the first openly trans 'playboy' cover star remembers hugh hefner
“Mr. Hefner once said that life is too short to be living someone else’s dream and I think it spoke loudly of how respectful he was of the individuality of others,” says Caroline “Tula” Cossey.
Caroline "Tula" Cossey was a trailblazer for trans people in Hollywood. She starred in the 1981 Bond film For Your Eyes Only and appeared in a Playboy cover shoot, posing nude under a waterfall and serving serious fierceness. Her career was on the come up. And then she was outed as trans by the since-closed UK tabloid newspaper News of the World. Caroline was largely shunned by Hollywood after that, but one person still believed in her: Hugh Hefner. The late Playboy owner decided to give the model/actress a second Playboy cover spread in 1991, making her the first openly transgender woman to appear in the magazine.
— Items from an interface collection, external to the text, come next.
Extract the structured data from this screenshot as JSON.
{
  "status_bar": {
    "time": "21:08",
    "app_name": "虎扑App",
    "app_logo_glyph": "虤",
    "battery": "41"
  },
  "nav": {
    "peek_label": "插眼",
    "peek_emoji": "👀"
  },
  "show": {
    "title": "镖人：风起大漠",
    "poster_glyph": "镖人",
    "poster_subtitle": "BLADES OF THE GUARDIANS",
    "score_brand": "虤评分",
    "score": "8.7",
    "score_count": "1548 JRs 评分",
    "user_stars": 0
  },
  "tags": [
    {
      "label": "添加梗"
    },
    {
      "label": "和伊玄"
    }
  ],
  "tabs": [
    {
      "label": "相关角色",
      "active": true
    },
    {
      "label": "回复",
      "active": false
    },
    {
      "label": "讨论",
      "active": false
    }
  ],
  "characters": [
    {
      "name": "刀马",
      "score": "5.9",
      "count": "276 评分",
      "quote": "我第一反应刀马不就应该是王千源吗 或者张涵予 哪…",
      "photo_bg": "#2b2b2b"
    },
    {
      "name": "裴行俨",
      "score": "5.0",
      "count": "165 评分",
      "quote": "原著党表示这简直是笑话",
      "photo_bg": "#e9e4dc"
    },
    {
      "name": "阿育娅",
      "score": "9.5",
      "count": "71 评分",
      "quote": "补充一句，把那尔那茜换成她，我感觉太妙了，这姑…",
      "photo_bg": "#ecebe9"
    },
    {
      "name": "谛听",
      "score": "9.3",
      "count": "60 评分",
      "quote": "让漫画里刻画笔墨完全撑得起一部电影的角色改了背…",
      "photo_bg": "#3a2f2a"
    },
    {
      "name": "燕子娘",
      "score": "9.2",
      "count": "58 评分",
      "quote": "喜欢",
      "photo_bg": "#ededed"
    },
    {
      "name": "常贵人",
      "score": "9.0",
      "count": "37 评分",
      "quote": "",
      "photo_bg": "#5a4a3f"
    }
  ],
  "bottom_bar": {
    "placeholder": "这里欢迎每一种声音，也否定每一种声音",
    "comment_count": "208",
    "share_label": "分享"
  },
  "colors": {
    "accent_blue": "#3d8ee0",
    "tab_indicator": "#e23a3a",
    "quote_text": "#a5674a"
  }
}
In light of Hefner's death last week, Caroline took to Twitter to thank him for giving her a platform to advocate for trans rights and visibility, as NewNowNext first reported.
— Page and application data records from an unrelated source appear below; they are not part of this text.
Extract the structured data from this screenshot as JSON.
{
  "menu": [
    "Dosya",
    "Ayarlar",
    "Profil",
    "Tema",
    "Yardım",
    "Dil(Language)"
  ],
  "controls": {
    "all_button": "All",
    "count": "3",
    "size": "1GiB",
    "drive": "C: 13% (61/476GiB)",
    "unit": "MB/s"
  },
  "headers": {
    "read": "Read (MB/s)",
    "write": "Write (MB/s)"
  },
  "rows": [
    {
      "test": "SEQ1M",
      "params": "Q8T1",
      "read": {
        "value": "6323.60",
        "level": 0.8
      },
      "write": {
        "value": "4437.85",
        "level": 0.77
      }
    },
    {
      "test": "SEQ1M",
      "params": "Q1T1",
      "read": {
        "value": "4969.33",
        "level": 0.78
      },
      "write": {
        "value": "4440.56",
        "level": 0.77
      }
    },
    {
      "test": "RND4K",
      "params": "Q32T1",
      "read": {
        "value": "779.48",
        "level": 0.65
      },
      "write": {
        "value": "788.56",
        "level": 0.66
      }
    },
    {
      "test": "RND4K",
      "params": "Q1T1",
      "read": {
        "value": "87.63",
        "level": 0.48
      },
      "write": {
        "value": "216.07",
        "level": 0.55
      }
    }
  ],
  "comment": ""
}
"I had done pinups and calendars and glamour shoots, but to be the first transsexual in Playboy, I felt absolutely honored," Caroline reflected in a 2015 interview with Playboy, for which the magazine republished the iconic 1991 spread. "I remember being invited to the Mansion to meet Hugh Hefner. He looked into my eyes and I immediately knew he felt my story. He felt my cause."
Caroline would later decide to retire from Hollywood, citing the dearth of multidemenional trans roles. "I was being offered only trans roles on shows like Hill Street Blues," Caroline told Playboy. "I thought, No, that's not right. I didn't like it. There's a difference between being known as Tula the transsexual international model versus just a successful model. It wasn't the same. I felt like a circus act."
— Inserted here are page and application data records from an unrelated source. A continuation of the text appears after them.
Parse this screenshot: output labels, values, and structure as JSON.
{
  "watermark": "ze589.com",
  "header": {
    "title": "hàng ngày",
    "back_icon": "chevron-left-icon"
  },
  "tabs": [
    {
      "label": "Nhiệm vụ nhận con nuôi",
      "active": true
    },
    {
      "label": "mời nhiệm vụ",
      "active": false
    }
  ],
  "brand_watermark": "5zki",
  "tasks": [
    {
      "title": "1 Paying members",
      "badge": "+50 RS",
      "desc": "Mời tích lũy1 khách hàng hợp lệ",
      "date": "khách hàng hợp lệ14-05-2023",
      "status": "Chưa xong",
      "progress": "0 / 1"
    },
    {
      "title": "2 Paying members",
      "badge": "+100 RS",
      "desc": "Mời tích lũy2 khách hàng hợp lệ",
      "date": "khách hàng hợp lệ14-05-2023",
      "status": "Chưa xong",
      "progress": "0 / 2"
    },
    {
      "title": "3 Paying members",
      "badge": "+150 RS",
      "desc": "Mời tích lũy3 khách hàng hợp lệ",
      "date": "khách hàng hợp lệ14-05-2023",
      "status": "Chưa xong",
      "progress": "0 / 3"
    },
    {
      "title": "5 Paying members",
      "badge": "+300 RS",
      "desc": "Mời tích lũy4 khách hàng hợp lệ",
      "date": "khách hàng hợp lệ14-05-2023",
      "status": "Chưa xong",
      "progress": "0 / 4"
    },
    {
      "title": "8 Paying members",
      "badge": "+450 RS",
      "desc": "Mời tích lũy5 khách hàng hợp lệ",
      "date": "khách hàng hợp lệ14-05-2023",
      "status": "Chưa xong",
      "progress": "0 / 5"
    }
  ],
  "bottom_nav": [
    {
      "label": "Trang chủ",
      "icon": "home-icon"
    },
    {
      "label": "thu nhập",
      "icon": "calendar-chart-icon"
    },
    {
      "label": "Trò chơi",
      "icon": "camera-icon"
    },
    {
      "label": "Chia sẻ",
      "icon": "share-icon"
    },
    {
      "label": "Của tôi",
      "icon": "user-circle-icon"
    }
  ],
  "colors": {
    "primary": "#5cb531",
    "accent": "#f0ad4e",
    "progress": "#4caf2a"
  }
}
Since that 1991 cover shoot, other trans celebrities have gone on to pose nude for major magazines — celebrating their bodies and sexuality. In 2015, Laverne Cox posed nude for Allure. "Black women are not often told that we're beautiful unless we align with certain standards," Laverne told the magazine. "Trans women certainly are not told we're beautiful." And we can't forget Caitlin Jenner decided to make her first public appearance on the cover of Vanity Fair wearing a white corset.
As more and more people share their memories of Hugh, it's powerful to see how forward-leaning his views were. As people continue to share their memories of Hefner, the conflicting currents of his legacy have become increasingly clear. For some, Hugh was a progressive who liberated sex in America, for others he was a master manipulator. Regardless, Hefner was a supporter of LGBT rights. In 1994, he held a frank conversation with The Advocate in which he rallied for LGBT rights and briefly shared that he had dabbled in sexual experiences with men. "I am a human rights activist," he proclaimed in the interview.